Some of the most successful business people are those who have realised that they can’t – and in fact shouldn’t – do everything themselves. This can be particularly difficult for women who own their own business, because on the whole we are more likely to feel like we need to do it all ourselves and can find delegating a little tougher.
But business growth, efficiency and the ability to also have a life as a business owner demands that you have people to help with particular tasks or who can bring complementary skills to the table. It’s just not possible to be a Jill of all trades and do them all well. And really, do you want to?
Getting support of course depends on the size of your business and available resources. But regardless of size, take a moment to think about the things in your business that you like to do; what you are good at; the areas you perhaps put in the tomorrow-basket too readily; and the skills that you need to complement your own.
There are many ways to structure required support for different skills needed. You may find that on thinking through the areas of your business where having support would make a significant difference, it is not a role for one person.

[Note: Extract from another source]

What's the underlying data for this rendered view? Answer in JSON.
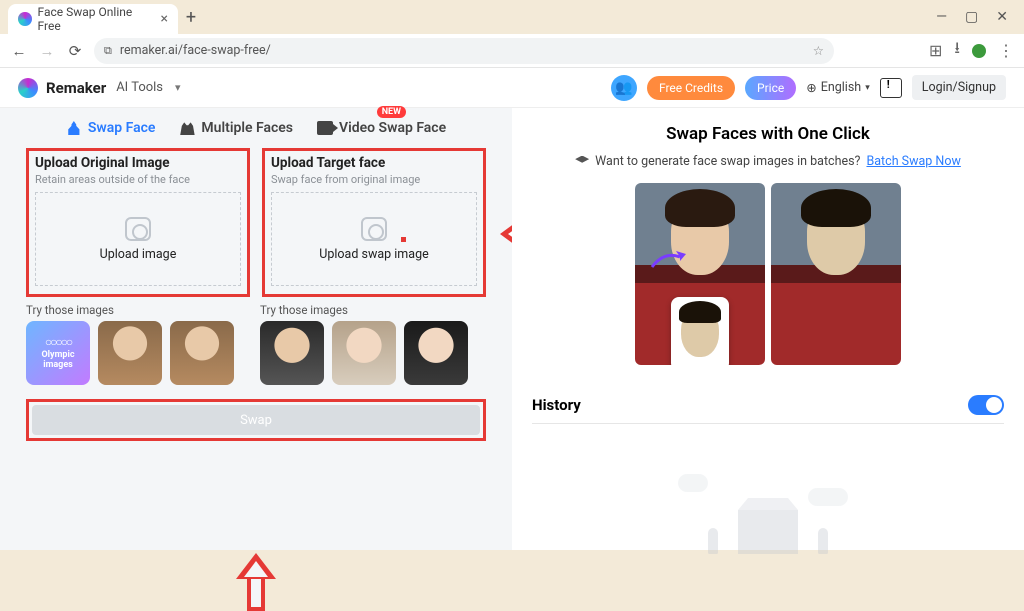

So then, is it the case of finding a skilled freelancer for one area; a part-time administration support person for another etc.
However you decide to structure the support required, the golden rules are: (1) clearly define what it is that you need and take your time finding the right person / people; (2) ensure processes are in place and roles and expectations are crystal clear for both yourself and your new employees; and (3) keep it friendly but formal.
Basically – become the CEO of your company. Growth comes from having time to work on the business, rather than in it 100 per cent of the time. Taking a pragmatic, business and resources relevant approach to getting the right people to support you will free you up to drive forward